──────── The data ────────

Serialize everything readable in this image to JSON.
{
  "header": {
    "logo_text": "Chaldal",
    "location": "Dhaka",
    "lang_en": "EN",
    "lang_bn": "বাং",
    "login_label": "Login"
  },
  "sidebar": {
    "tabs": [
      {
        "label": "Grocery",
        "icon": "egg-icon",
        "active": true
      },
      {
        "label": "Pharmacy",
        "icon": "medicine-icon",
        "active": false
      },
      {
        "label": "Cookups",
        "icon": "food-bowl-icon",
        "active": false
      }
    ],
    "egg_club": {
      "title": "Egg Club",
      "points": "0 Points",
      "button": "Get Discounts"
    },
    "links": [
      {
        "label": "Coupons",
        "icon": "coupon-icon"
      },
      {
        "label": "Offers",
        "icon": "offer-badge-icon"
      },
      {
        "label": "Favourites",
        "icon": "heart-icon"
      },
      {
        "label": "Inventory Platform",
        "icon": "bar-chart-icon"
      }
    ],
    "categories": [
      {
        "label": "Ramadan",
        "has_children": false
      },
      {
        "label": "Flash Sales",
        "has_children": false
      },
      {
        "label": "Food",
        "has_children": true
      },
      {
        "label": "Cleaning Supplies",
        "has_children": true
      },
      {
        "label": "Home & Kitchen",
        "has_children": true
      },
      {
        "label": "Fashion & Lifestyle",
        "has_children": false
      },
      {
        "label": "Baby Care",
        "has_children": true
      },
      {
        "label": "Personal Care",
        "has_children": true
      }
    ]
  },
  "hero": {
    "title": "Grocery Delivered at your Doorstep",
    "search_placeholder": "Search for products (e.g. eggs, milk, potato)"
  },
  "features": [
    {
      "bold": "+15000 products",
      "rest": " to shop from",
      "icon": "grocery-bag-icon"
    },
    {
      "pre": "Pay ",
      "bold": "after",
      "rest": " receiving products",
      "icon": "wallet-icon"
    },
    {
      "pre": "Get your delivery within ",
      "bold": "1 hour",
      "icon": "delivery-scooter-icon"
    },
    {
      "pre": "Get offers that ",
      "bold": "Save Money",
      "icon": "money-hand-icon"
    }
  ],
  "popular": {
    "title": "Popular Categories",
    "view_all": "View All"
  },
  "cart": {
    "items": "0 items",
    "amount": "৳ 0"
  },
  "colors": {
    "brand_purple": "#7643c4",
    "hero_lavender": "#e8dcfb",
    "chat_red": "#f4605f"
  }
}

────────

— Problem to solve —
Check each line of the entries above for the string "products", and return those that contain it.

— Worked solution —
    "search_placeholder": "Search for products (e.g. eggs, milk, potato)"
      "bold": "+15000 products",
      "rest": " receiving products",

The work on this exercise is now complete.